Sunday, August 8, 2010
But in Biblical times, romance was much simpler. You didn’t even have to buy a dress or rent a hall for the simcha. The daughters of Israel borrowed a dress – of course, it had to be white, and it had to be simple. The rich girl and the poor girl were to look alike since not all could afford the luxury of others. The young women dressed in simple attire so as to break down the barriers of class distinction. In turn, the young men were to focus on the girls’ virtues, instead of outer beauty and prestige of family.
I can hear some of you skeptics: What an imagination! While the suspicious are questioning: Where do you get your facts? And the inquisitive are asking: When! and where! is this happening in Israel? And the hopeful exclaim: I want to participate!
I’m glad you asked! The ancient story is found in Shoftim 21:15-24. The Tribe of Benjamin had been disavowed from the nation of Israel due to their treacherous behavior. When it later became a reality among the other tribes that this particular tribe might become extinct, they came to the conclusion to drop the prohibition to intermarry among the tribes in hopes that Benjamin would be restored. The Jewish people were reunited when the tribe of Benjamin was permitted to reenter the community on the 15th of Av. Then, at a certain time on that date, the young women were all let loose and ran through the vineyards at Shiloh as the young men chased after them in hot pursuit to select their wives.

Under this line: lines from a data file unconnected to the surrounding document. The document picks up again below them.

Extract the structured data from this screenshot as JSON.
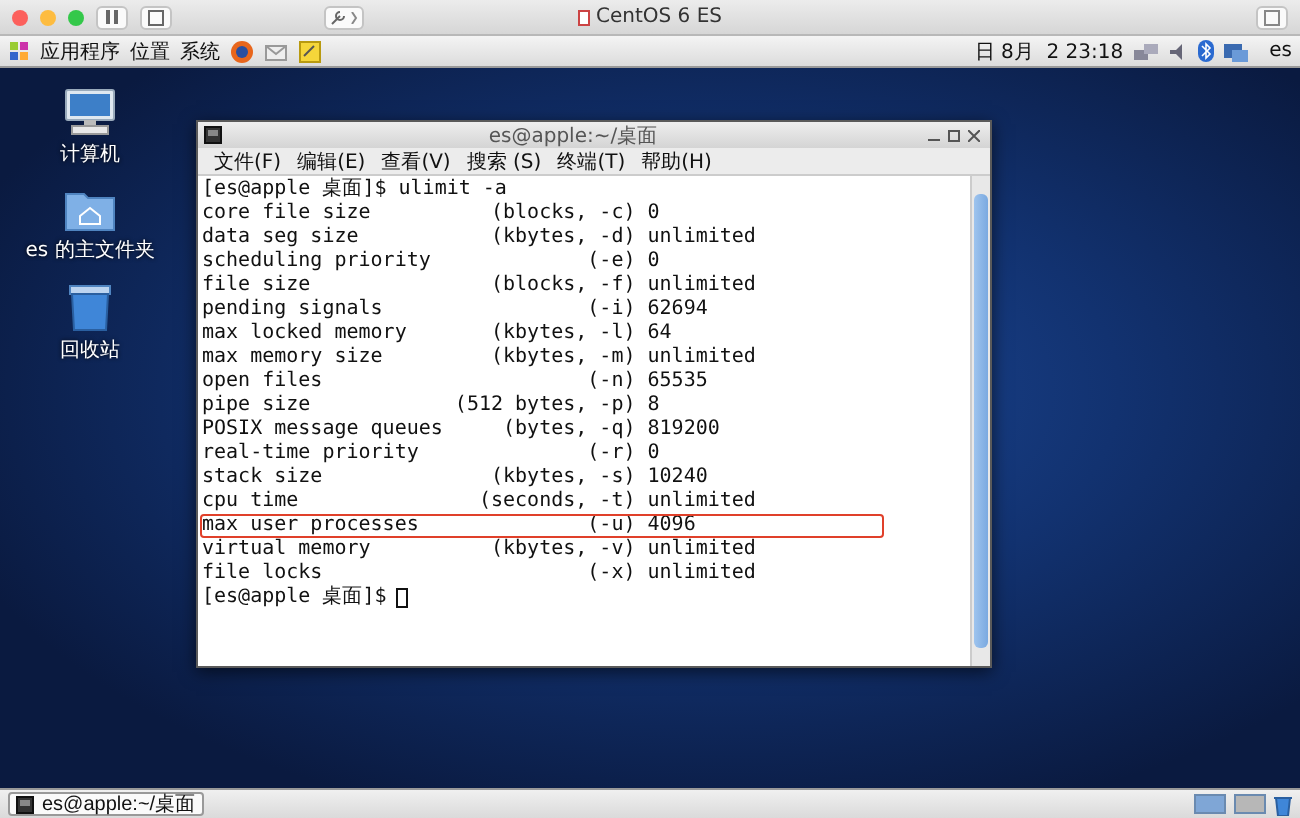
{
  "host_window": {
    "title": "CentOS 6 ES"
  },
  "top_panel": {
    "menus": [
      "应用程序",
      "位置",
      "系统"
    ],
    "clock": "日 8月  2 23:18",
    "user": "es"
  },
  "desktop_icons": [
    {
      "kind": "computer",
      "label": "计算机"
    },
    {
      "kind": "home",
      "label": "es 的主文件夹"
    },
    {
      "kind": "trash",
      "label": "回收站"
    }
  ],
  "terminal": {
    "title": "es@apple:~/桌面",
    "menus": [
      "文件(F)",
      "编辑(E)",
      "查看(V)",
      "搜索 (S)",
      "终端(T)",
      "帮助(H)"
    ],
    "lines": [
      {
        "text": "[es@apple 桌面]$ ulimit -a",
        "highlighted": false,
        "cursor": false
      },
      {
        "text": "core file size          (blocks, -c) 0",
        "highlighted": false,
        "cursor": false
      },
      {
        "text": "data seg size           (kbytes, -d) unlimited",
        "highlighted": false,
        "cursor": false
      },
      {
        "text": "scheduling priority             (-e) 0",
        "highlighted": false,
        "cursor": false
      },
      {
        "text": "file size               (blocks, -f) unlimited",
        "highlighted": false,
        "cursor": false
      },
      {
        "text": "pending signals                 (-i) 62694",
        "highlighted": false,
        "cursor": false
      },
      {
        "text": "max locked memory       (kbytes, -l) 64",
        "highlighted": false,
        "cursor": false
      },
      {
        "text": "max memory size         (kbytes, -m) unlimited",
        "highlighted": false,
        "cursor": false
      },
      {
        "text": "open files                      (-n) 65535",
        "highlighted": false,
        "cursor": false
      },
      {
        "text": "pipe size            (512 bytes, -p) 8",
        "highlighted": false,
        "cursor": false
      },
      {
        "text": "POSIX message queues     (bytes, -q) 819200",
        "highlighted": false,
        "cursor": false
      },
      {
        "text": "real-time priority              (-r) 0",
        "highlighted": false,
        "cursor": false
      },
      {
        "text": "stack size              (kbytes, -s) 10240",
        "highlighted": false,
        "cursor": false
      },
      {
        "text": "cpu time               (seconds, -t) unlimited",
        "highlighted": false,
        "cursor": false
      },
      {
        "text": "max user processes              (-u) 4096",
        "highlighted": true,
        "cursor": false
      },
      {
        "text": "virtual memory          (kbytes, -v) unlimited",
        "highlighted": false,
        "cursor": false
      },
      {
        "text": "file locks                      (-x) unlimited",
        "highlighted": false,
        "cursor": false
      },
      {
        "text": "[es@apple 桌面]$",
        "highlighted": false,
        "cursor": true
      }
    ]
  },
  "taskbar": {
    "items": [
      {
        "label": "es@apple:~/桌面",
        "selected": false
      }
    ],
    "workspaces": [
      {
        "selected": true
      },
      {
        "selected": false
      }
    ]
  }
}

This date has remained on the Jewish calendar as a minor holiday and has become a popular date for weddings in Israel and in western countries among Jewish Communities. The acknowledgement of this day provides an opportunity to encourage Jews to date and marry within the Jewish communities.
Tu b’Av follows exactly one week after Tisha b’Av and is considered one of the two most joyful of days of the Jewish year even though it seems strange that this gleeful day should follow the day of mourning, which annually highlights the lowest suffering in Jewish history.
The theme of joy and optimistic hopefulness has carried through to today.
The people wept and mourned as they sat on the ground wailing lamentations in remembrance of the
Later, Rabbi Yochanan Ben Zakkai’s reply to their questions was: “Now you must bring Hashem acts of loving-kindness for He desires mercy and not sacrifice. Yes, the houses built for G-d are gone, but the Torah says:
ועשו לי מקדש ושכנתי בתוכם
And let them make a mikdash for Me so that I may dwell inside them. Shmot 25:8
The verse does not say inside IT meaning the
Therefore, each of us is actually a living temple and we pray that by acts of loving-kindness we will be able to expedite the redemption of our people,”
Tragic events which occurred throughout the history of our ancestors on this day:
1. The sin of the spies caused Hashem to decree that the children of
2. The First
3. The Second
4. Beitar, the last fortress to hold out against the Romans during the Bar Kochba revolt in the year 135 CE was destroyed sealing the fate of the Jewish people
5. One year after the fall of Beitar the
6. In 1492, King Ferdinand of
7. World War I began the downward slide to the Holocaust on Tisha B’Av
8. The most shameful - Expulsion of 8,000 Gush Katif residents by their own government of their own Land